    Not in fields such as experimental science, programming, engineering, farming or building bridges. When people work with physical objects and natural forces, such as with mass spectrometers, computers or seeds, nature keeps people directly connected to reality. Nature punishes mistakes: the program gives the wrong answer; the seeds don't grow; the bridge falls down, like the Tacoma Narrows Bridge. Delusions seldom last long. A few people may succumb to them, but large groups do not. If they did, bridges would fall down every day, and airplanes would often fall out of the sky, the way two Boeing 737 Max fell. That demonstrated that some aerospace engineers are wrong, but it cannot be that large numbers of them are wrong on a regular basis. If that were the case, airplanes would crash much more often. They would crash at same rate they did into the 1920s, when aviation was beginning and engineers were often wrong.


    Aviation engineers were ignorant and inexperienced in the 1920s, not delusional. The accidents were not their fault. Computers also were highly unreliable until the late 1970s by modern standards, but it wasn't the fault of the hardware or software people. They were were doing the best they could. It took time and vast amounts of money to make the technology reliable.

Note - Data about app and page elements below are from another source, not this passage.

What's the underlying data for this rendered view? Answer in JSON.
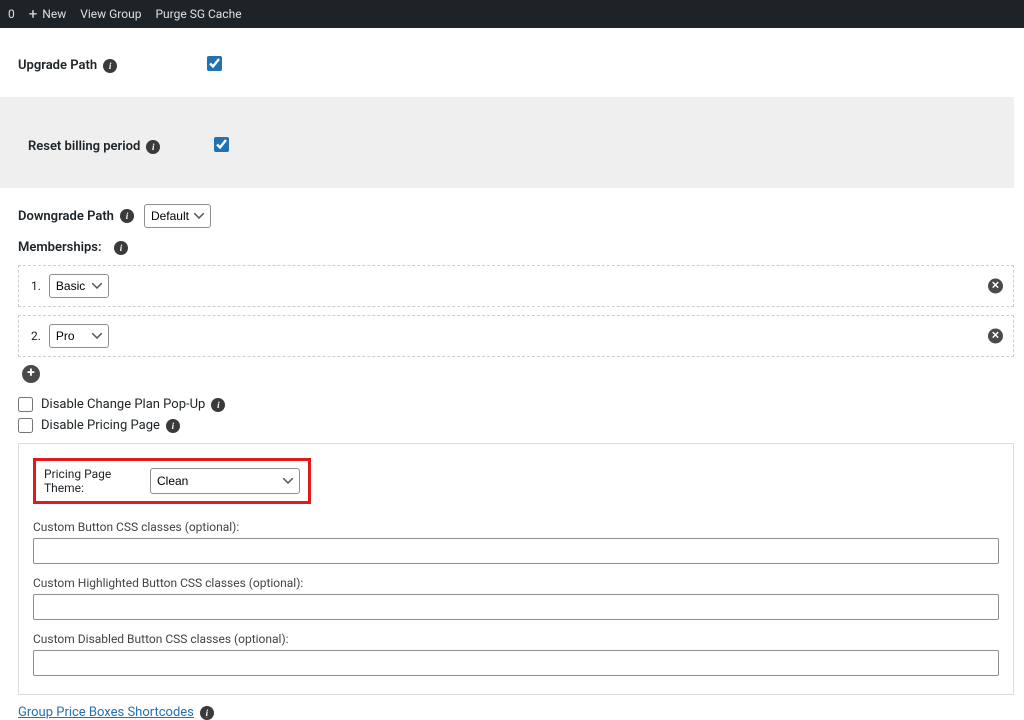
{
  "admin_bar": {
    "count": "0",
    "new_label": "New",
    "view_group_label": "View Group",
    "purge_label": "Purge SG Cache"
  },
  "upgrade_path": {
    "label": "Upgrade Path",
    "checked": true
  },
  "reset_billing": {
    "label": "Reset billing period",
    "checked": true
  },
  "downgrade_path": {
    "label": "Downgrade Path",
    "value": "Default",
    "options": [
      "Default"
    ]
  },
  "memberships": {
    "label": "Memberships:",
    "items": [
      {
        "idx": "1.",
        "value": "Basic",
        "options": [
          "Basic"
        ]
      },
      {
        "idx": "2.",
        "value": "Pro",
        "options": [
          "Pro"
        ]
      }
    ]
  },
  "chk_disable_popup": {
    "label": "Disable Change Plan Pop-Up",
    "checked": false
  },
  "chk_disable_pricing": {
    "label": "Disable Pricing Page",
    "checked": false
  },
  "pricing_theme": {
    "label": "Pricing Page Theme:",
    "value": "Clean",
    "options": [
      "Clean"
    ]
  },
  "css_fields": {
    "button": {
      "label": "Custom Button CSS classes (optional):",
      "value": ""
    },
    "highlighted": {
      "label": "Custom Highlighted Button CSS classes (optional):",
      "value": ""
    },
    "disabled": {
      "label": "Custom Disabled Button CSS classes (optional):",
      "value": ""
    }
  },
  "shortcodes_link": "Group Price Boxes Shortcodes"
}
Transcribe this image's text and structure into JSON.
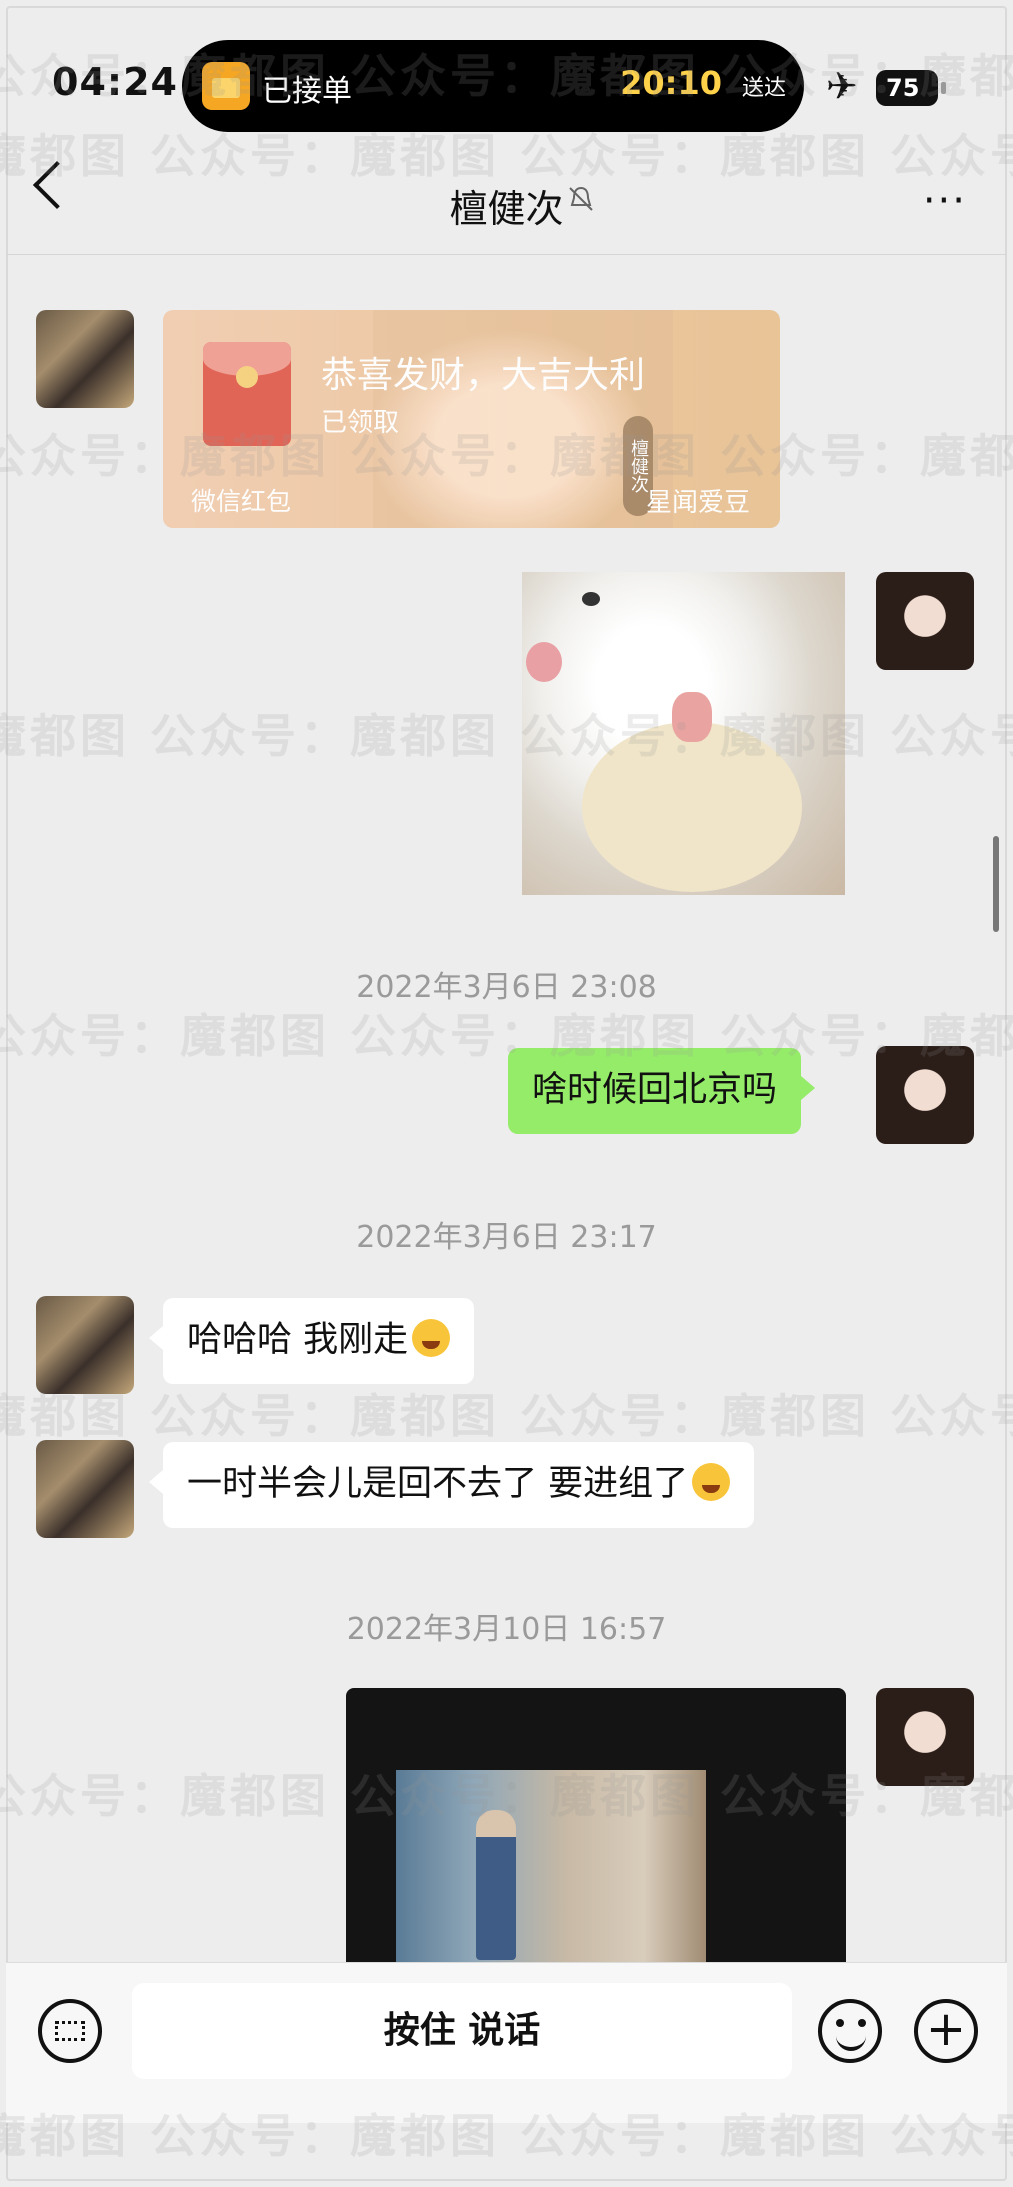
{
  "status_bar": {
    "time": "04:24",
    "island_label": "已接单",
    "island_time": "20:10",
    "island_sub": "送达",
    "battery": "75"
  },
  "header": {
    "title": "檀健次",
    "more": "···"
  },
  "red_packet": {
    "title": "恭喜发财，大吉大利",
    "status": "已领取",
    "footer_left": "微信红包",
    "footer_right": "星闻爱豆",
    "tag": "檀健次"
  },
  "timestamps": {
    "t1": "2022年3月6日 23:08",
    "t2": "2022年3月6日 23:17",
    "t3": "2022年3月10日 16:57"
  },
  "messages": {
    "m1": "啥时候回北京吗",
    "m2": "哈哈哈 我刚走",
    "m3": "一时半会儿是回不去了 要进组了"
  },
  "input_bar": {
    "hold_to_talk": "按住 说话",
    "plus": "+"
  },
  "watermark": {
    "row_a": "魔都图  公众号：魔都图  公众号：魔都图  公众号：魔都图",
    "row_b": "公众号：魔都图  公众号：魔都图  公众号：魔都图  公众号"
  },
  "icons": {
    "plane": "✈"
  }
}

    Scientists often say that science is self correcting. It is, but you sometimes get a sense they think this is a unique quality of science, or that it is foolproof. Many, many other disciplines are also self-correcting, and in most of them the self-correction mechanism works better than it does in science. As I said, modern aviation engineering seldom makes large mistakes, or mistakes that are not soon detected. Farming and programming are self-correcting. The self-correcting mechanisms and feedback in these institutions is much more robust than it is in science, because the consequences of failure are dire. When two airplanes crash, the whole industry is rocked and billions of dollars are at stake. Errors in science sometimes continue for years or decades undetected or unexamined, as we see in the "replication crisis," or the mistakes made by mainstream science about cold fusion. Scientists are not held to the same high standards as aerospace engineers and project managers are. They couldn't be. You cannot expect that kind of reliability in research into unknown aspects of nature. It is inherently unpredictable.